Just like every pregnancy, mine was broken into three distinct segments. Mine, however, were a bit different than what is typical:
1. Grad School Stress
2. Career Stress
3. Physical Stress
Scrolling through this blog’s ancient history (which, since late 2010, reads as the same post over and over again – “I’m going to write again, REALLY!”) I’m reminded that I tried to get back into writing after the first trimester of my pregnancy, just as I finished my MBA. With my shiny new degree and an exciting new project at work, I envisioned writing about my professional aspirations in conjunction with my family at home, with the occasional reminder that I’m indeed still a runner.
Then, that special project took over my life. Or, at least, the portion of my life that wasn’t dedicated to planning for a baby.
Miraculously, deadlines were met such that I was able to tie up loose ends and make smooth transitions at work prior to going on maternity leave. But by that point, I had reached the point in pregnancy where I was just…huge. Honestly, I wasn’t truly uncomfortable until the very end – but in those last weeks, it seemed like it took all of my energy just to be pregnant.
And then, at 4:20 AM on June 21, 2012, Elizabeth Grace was born.
She has been the recipient of every ounce of my energy (among other things) for the past five weeks. There was no balancing anything along with learning to care for this perfect tiny creature.
The first month was a blur. I spent much of it physically incapacitated (more on that later) and emotionally fragile, not to mention completely exhausted. But thanks to the help of my amazing and supportive husband, who happens to be a teacher home for the summer, we got through it.
I’m starting to step out of the haze. Right at the one-month mark I turned the corner physically; at the same time, Miss Elizabeth’s sleeping patterns are becoming a bit more predictable, which has helped me not only get a bit more rest, but also builds confidence in me as a parent. Something as simple as predicting what times of day my daughter is likely to sleep (or not sleep at all) makes me feel like I have the tiniest inkling of understanding of her and her needs.

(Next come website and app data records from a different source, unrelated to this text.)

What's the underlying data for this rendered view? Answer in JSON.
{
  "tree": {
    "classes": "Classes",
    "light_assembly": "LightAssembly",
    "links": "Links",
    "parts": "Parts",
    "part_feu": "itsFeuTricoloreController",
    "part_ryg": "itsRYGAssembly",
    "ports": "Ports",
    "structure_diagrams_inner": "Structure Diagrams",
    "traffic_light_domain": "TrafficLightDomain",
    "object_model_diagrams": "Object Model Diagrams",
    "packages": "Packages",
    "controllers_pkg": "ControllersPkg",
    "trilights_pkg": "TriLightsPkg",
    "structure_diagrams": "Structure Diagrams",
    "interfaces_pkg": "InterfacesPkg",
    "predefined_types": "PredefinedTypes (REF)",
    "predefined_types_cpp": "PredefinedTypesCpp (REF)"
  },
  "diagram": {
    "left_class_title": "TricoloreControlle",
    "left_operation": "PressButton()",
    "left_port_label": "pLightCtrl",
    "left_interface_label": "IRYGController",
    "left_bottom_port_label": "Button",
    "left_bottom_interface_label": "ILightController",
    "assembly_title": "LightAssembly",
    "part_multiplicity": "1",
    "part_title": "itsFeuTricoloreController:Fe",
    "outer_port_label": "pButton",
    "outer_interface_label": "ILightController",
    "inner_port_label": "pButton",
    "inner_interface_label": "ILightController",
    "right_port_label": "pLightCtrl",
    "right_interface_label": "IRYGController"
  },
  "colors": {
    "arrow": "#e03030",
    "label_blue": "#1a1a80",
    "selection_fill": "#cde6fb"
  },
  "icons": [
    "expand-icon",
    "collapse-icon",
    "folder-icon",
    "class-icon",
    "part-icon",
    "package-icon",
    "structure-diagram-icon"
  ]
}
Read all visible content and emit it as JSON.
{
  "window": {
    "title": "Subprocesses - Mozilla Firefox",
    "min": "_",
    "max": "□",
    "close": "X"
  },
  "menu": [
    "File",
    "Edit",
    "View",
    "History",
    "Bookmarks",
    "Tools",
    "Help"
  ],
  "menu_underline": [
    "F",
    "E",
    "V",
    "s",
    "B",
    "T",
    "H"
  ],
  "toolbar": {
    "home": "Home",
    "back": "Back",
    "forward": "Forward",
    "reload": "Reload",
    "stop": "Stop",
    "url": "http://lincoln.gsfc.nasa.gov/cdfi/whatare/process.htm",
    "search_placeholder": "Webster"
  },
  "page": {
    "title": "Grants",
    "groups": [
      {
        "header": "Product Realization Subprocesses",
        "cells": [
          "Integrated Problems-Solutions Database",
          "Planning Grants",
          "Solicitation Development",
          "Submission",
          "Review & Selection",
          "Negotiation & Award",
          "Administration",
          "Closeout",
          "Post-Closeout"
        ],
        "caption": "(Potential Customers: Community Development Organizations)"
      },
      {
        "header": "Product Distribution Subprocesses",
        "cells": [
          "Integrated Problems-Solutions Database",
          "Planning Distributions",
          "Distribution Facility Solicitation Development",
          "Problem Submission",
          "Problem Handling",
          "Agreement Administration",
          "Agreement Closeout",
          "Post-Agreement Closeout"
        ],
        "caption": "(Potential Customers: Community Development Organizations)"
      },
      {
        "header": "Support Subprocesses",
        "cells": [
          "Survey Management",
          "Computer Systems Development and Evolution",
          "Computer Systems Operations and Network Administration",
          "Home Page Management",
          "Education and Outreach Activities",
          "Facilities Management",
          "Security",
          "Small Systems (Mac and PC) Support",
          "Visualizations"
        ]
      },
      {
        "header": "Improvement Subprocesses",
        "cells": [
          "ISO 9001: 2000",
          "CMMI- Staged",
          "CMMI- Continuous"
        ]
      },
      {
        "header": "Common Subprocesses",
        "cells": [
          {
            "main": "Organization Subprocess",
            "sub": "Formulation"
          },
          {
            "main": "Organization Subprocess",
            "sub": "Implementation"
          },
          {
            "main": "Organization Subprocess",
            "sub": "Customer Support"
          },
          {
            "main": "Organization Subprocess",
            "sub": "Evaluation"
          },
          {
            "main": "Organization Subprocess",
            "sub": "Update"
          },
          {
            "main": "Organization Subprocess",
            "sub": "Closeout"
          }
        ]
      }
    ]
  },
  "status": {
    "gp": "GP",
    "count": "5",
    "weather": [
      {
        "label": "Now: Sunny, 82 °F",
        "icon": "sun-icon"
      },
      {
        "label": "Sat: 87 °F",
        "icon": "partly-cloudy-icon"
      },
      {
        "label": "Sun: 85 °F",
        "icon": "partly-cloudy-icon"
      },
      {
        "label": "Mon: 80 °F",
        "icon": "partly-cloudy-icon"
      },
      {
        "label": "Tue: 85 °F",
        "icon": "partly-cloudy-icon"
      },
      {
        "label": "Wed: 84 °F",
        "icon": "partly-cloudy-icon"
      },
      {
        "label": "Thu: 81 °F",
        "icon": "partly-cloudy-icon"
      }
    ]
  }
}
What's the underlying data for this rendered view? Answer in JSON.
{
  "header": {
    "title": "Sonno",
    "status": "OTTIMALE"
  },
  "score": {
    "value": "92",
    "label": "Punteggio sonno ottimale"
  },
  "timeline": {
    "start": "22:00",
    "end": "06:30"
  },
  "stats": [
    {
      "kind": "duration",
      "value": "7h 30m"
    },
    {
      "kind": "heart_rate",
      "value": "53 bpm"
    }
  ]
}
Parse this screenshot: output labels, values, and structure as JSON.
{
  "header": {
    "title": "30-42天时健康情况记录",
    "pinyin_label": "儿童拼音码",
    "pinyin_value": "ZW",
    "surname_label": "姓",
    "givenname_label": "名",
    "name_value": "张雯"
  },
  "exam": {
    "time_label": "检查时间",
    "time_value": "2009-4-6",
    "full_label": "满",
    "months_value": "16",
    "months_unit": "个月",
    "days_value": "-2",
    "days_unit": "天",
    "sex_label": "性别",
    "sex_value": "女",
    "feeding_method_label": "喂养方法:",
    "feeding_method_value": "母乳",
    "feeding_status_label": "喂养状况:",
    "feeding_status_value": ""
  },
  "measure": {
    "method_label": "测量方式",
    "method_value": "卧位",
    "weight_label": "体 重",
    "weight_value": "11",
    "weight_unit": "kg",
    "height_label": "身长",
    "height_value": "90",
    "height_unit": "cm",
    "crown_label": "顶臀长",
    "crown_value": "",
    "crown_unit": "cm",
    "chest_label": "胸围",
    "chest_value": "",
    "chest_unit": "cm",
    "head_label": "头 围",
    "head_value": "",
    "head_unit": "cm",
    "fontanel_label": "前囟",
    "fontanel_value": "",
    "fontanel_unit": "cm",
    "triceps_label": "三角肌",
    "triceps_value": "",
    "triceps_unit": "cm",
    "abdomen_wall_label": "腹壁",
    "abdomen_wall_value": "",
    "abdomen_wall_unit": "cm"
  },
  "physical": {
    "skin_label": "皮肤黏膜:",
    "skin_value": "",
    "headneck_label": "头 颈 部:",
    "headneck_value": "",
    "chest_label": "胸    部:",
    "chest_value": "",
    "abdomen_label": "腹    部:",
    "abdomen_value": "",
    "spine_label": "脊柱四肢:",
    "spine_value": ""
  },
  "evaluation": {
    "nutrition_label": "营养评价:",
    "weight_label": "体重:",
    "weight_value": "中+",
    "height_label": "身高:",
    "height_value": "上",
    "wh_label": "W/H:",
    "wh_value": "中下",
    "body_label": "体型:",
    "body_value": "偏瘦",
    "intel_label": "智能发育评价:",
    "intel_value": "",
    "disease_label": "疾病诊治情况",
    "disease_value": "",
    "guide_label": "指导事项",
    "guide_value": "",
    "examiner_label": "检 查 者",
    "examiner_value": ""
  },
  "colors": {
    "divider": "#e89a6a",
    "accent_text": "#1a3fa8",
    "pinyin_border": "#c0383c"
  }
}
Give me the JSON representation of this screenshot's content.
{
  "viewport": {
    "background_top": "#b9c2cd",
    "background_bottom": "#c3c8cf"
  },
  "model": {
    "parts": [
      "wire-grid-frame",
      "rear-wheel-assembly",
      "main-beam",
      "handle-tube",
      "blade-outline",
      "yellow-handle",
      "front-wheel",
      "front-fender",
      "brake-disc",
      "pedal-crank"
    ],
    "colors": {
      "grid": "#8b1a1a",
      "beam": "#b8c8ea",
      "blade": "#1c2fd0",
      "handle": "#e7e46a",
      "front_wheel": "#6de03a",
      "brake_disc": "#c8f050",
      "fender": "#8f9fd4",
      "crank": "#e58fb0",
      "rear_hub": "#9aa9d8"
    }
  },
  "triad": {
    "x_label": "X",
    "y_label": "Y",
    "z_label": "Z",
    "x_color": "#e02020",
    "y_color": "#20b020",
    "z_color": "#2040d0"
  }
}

And just in time! We have a few weeks to figure out how to transition from a one-track family to one of balance. There’s work: My career. Mike’s career. Mike’s other career.
And then there’s the rest. Daycare. Dogs. Family. Friends. Loving and nurturing this beautiful little girl named Libby. You know, that stuff they call “life.”
And what are the odds I’ll actually write about it?